Find a hydration vest that fits you. There are many options available nowadays but fit and functionality are more important that colour and design. Then there are head lamp, trekking pole, emergency kit, cap, sun glasses, gloves and so many more to think about.
What I am trying to say is that there are a lot of things to learn as you progress in this sport. Everyone is different and we have our own preference as well. The important thing is for you to train the craft and be ready to implement what is suitable for you when the time comes.
3 – Patience is Key
When you start your training you will see some results very quickly. But after a while, your progress will plateau and the gains will slow down. Of course everyone wants to see progress as much as possible with the least amount of work done.
But your body does not adapt to whatever plan you desire. It strengthens gradually at its own time depending on how you train. Recovery is also crucial for performance. This means sleeping well, eating properly and listening to your body to know when you need the rest necessary for adaptations to take place.
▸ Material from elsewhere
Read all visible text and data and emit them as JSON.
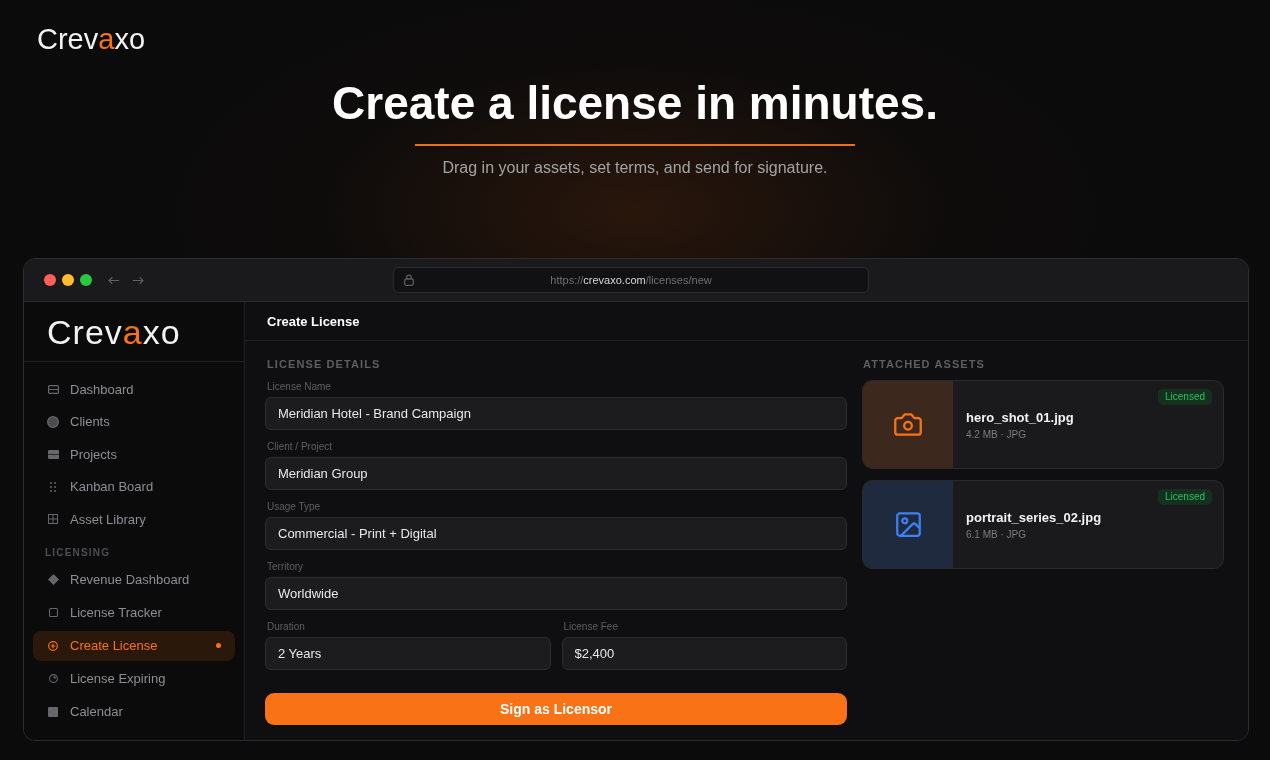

The best thing you can do is to train your body from where it is right now and not where you want it to be in a few weeks or months from now. Training consistently on a sustainable manner allows fitness to come naturally and prevents injuries or burnout.
Patience is especially critical for ultra-runners seeking to do it over the long term. It takes years to build the fitness and skills necessary to complete an ultra-marathon strongly. Most people overestimate how much they can improve in the short term but underestimate how much they can improve in the long term. But success for such an endeavour will require patience to maintain a consistent, healthy and sustainable training routine.
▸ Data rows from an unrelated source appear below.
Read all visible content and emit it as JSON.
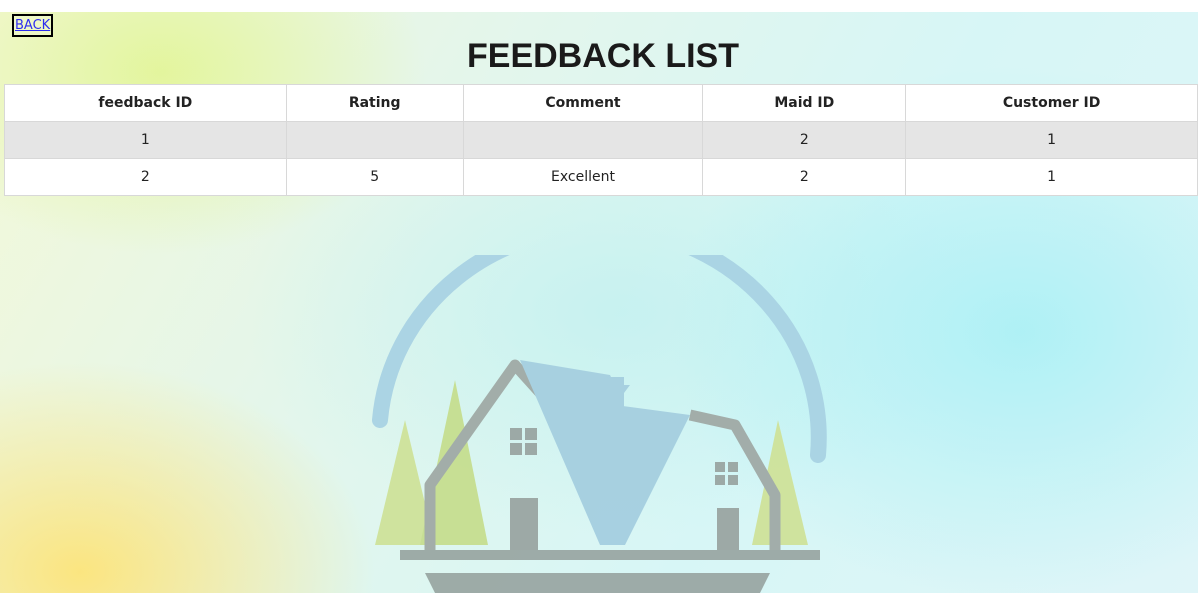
{
  "back_label": "BACK",
  "page_title": "FEEDBACK LIST",
  "table": {
    "headers": [
      "feedback ID",
      "Rating",
      "Comment",
      "Maid ID",
      "Customer ID"
    ],
    "rows": [
      [
        "1",
        "",
        "",
        "2",
        "1"
      ],
      [
        "2",
        "5",
        "Excellent",
        "2",
        "1"
      ]
    ]
  },
  "colors": {
    "link": "#2d2df0",
    "header_bg": "#ffffff",
    "odd_row_bg": "#e5e5e5",
    "logo_arc": "#9fcfe0",
    "logo_house": "#9aa8a4",
    "logo_trees": "#c3dc8e"
  }
}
4 – Have some Fun
Running and training can be boring if you were to do the same day after day. We have discussed earlier that training for an ultra takes time, patience and most importantly, consistency. If you are not also enjoying yourself in this journey, you will likely drop out of your training very quickly.
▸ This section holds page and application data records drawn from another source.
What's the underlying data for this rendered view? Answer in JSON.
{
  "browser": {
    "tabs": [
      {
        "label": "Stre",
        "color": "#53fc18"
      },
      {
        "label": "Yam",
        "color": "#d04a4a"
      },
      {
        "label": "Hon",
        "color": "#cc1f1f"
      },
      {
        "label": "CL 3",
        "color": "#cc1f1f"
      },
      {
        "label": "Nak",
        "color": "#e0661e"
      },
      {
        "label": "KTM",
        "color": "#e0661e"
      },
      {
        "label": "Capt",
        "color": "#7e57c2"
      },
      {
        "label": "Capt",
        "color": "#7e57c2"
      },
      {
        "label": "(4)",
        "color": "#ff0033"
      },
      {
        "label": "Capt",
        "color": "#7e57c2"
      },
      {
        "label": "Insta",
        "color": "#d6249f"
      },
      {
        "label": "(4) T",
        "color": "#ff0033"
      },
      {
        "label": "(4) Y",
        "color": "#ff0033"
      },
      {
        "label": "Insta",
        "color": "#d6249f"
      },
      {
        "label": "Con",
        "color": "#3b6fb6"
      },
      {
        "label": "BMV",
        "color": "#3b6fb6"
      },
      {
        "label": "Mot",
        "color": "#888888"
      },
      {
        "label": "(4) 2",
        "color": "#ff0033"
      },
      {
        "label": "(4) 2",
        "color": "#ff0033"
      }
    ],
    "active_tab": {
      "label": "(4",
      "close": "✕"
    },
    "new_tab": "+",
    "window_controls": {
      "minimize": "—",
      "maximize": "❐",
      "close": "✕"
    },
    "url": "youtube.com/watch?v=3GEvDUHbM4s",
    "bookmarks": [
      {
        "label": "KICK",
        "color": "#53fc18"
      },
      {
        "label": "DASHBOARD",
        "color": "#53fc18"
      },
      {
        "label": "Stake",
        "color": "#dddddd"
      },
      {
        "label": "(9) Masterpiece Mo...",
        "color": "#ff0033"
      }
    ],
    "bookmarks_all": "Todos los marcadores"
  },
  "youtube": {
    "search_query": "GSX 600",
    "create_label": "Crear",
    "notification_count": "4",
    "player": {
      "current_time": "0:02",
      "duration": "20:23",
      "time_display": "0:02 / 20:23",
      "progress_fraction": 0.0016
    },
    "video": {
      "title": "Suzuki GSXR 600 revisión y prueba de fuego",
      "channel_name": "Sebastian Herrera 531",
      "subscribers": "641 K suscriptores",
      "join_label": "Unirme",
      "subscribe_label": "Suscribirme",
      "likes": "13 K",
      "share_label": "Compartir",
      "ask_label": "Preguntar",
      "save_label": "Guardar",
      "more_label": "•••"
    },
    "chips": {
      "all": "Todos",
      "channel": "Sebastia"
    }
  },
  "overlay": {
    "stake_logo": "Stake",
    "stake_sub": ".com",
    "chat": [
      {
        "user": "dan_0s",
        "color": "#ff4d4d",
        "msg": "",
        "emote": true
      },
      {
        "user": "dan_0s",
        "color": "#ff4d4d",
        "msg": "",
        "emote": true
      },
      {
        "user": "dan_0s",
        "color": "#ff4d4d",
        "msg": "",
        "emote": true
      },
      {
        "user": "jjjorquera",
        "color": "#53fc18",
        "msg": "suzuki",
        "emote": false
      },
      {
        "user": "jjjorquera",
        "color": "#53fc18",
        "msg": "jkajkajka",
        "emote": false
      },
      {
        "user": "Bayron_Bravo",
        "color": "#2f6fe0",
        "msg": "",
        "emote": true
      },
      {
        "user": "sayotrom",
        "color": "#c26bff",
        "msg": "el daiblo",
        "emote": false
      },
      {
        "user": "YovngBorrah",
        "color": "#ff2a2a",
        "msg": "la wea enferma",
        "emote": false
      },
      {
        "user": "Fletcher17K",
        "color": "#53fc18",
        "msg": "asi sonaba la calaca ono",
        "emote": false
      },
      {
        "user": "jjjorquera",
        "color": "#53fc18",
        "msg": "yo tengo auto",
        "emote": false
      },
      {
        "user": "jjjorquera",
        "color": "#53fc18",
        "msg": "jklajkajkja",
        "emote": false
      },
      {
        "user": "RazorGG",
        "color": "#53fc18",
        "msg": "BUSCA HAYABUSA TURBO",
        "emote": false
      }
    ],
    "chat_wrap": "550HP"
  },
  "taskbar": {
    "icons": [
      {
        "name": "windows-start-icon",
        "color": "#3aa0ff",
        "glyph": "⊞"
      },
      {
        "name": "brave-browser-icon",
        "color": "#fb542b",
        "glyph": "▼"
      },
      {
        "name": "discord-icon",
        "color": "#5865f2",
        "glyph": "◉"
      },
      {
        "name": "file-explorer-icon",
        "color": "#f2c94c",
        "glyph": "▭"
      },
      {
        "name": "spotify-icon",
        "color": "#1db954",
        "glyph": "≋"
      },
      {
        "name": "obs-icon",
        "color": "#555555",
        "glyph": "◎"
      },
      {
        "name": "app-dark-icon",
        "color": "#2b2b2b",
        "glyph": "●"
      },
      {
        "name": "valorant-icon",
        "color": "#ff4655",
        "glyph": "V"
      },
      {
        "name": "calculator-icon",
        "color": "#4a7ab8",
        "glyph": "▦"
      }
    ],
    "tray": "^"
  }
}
If you are not having fun logging in all the miles and benefiting from them, what then is the point of running an ultra? Don’t expect to be excited about every training session, but if you get to a point where you are dreading them, then it may be time to re-evaluate how you are training.
One way to make your journey more interesting is by surrounding yourself with people who will support, encourage and even challenge you in your ultra pursuit. Social exchanges and acceptance among friends with similar aspirations can be a big motivation to keep you going.
Personally I derive a lot of fun and satisfaction from exploring new territories. I like running in new places and visit local landmarks whenever I have the opportunity to travel to another town or city. And if I have the chance and time, I will hit the local trails.
There are so much to see, feel and experience off the beaten track and into the forest. I just love spending time in nature and opening my senses to what the natural surrounding has to offer. These experiences have brought a lot of peace to my well being.
Nevertheless, I am not saying that it isn’t worth doing if you are not having fun. Just deciding to have fun is actually already winning half the battle for something as tough as training and running a trail ultra. Therefore do consciously decide and remake the decision to have fun. And if occasionally things are not going your way, it does not mean that you are failing. It just means that you are building character by persevering and not giving up.
Ultra-running is not about going fast. It is more about being efficient and finishing strong. There is no single or best way to train for an ultra. Each person can succeed through a bunch of different approaches.
So don’t overthink. Find your own approach. On the starting line, be steadfast in your commitment to finish. Most importantly, enjoy the journey.
First shared: 30-Aug-2021